Find how many lines in this data contain the string "avatar". Respond with only that number.
*** Opening RECORDS PROVIDED ***
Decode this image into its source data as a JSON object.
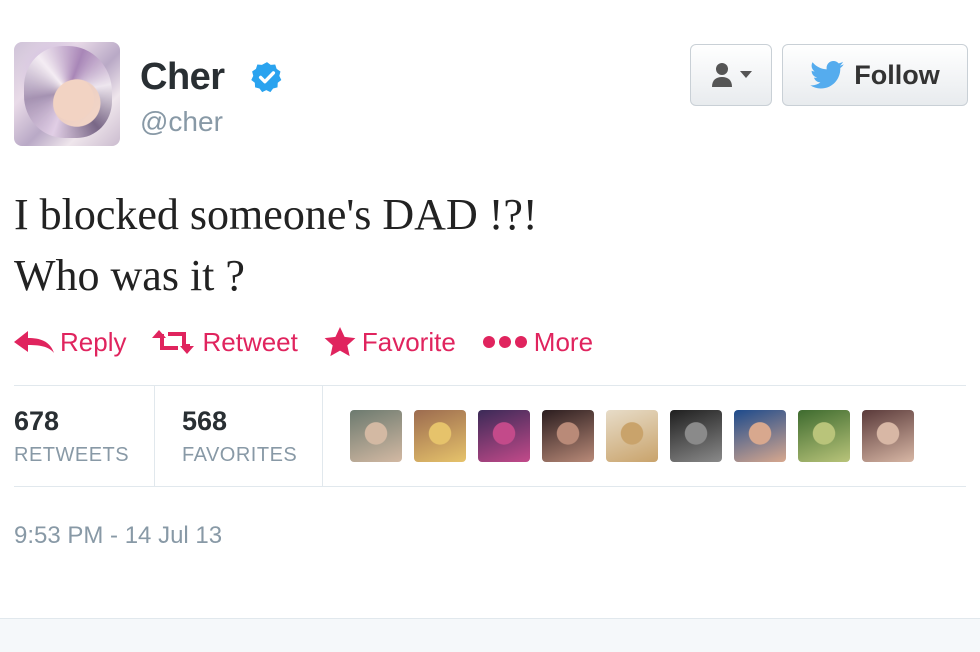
{
  "user": {
    "name": "Cher",
    "handle": "@cher",
    "verified": true
  },
  "buttons": {
    "follow_label": "Follow"
  },
  "tweet": {
    "lines": [
      "I blocked someone's DAD !?!",
      "Who was it ?"
    ]
  },
  "actions": {
    "reply": "Reply",
    "retweet": "Retweet",
    "favorite": "Favorite",
    "more": "More"
  },
  "stats": {
    "retweets_count": "678",
    "retweets_label": "RETWEETS",
    "favorites_count": "568",
    "favorites_label": "FAVORITES"
  },
  "favoriters": [
    {
      "name": "favoriter-avatar-1",
      "colors": [
        "#6c7a6f",
        "#d3b9a3"
      ]
    },
    {
      "name": "favoriter-avatar-2",
      "colors": [
        "#9c6b4f",
        "#e6c36b"
      ]
    },
    {
      "name": "favoriter-avatar-3",
      "colors": [
        "#3b2a57",
        "#c34a8a"
      ]
    },
    {
      "name": "favoriter-avatar-4",
      "colors": [
        "#2b1d1f",
        "#b98a78"
      ]
    },
    {
      "name": "favoriter-avatar-5",
      "colors": [
        "#e7dcc8",
        "#c9a36b"
      ]
    },
    {
      "name": "favoriter-avatar-6",
      "colors": [
        "#1f1f1f",
        "#8a8a8a"
      ]
    },
    {
      "name": "favoriter-avatar-7",
      "colors": [
        "#1d4a8c",
        "#d8a88e"
      ]
    },
    {
      "name": "favoriter-avatar-8",
      "colors": [
        "#3e6b2f",
        "#b9c47a"
      ]
    },
    {
      "name": "favoriter-avatar-9",
      "colors": [
        "#5a3a3a",
        "#d8b7a5"
      ]
    }
  ],
  "timestamp": "9:53 PM - 14 Jul 13",
  "colors": {
    "accent": "#e0245e",
    "twitter_blue": "#55acee",
    "verified_blue": "#2aa3ef",
    "muted": "#8899a6"
  }
}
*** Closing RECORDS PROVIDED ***
# FINISHED EXERCISE:
9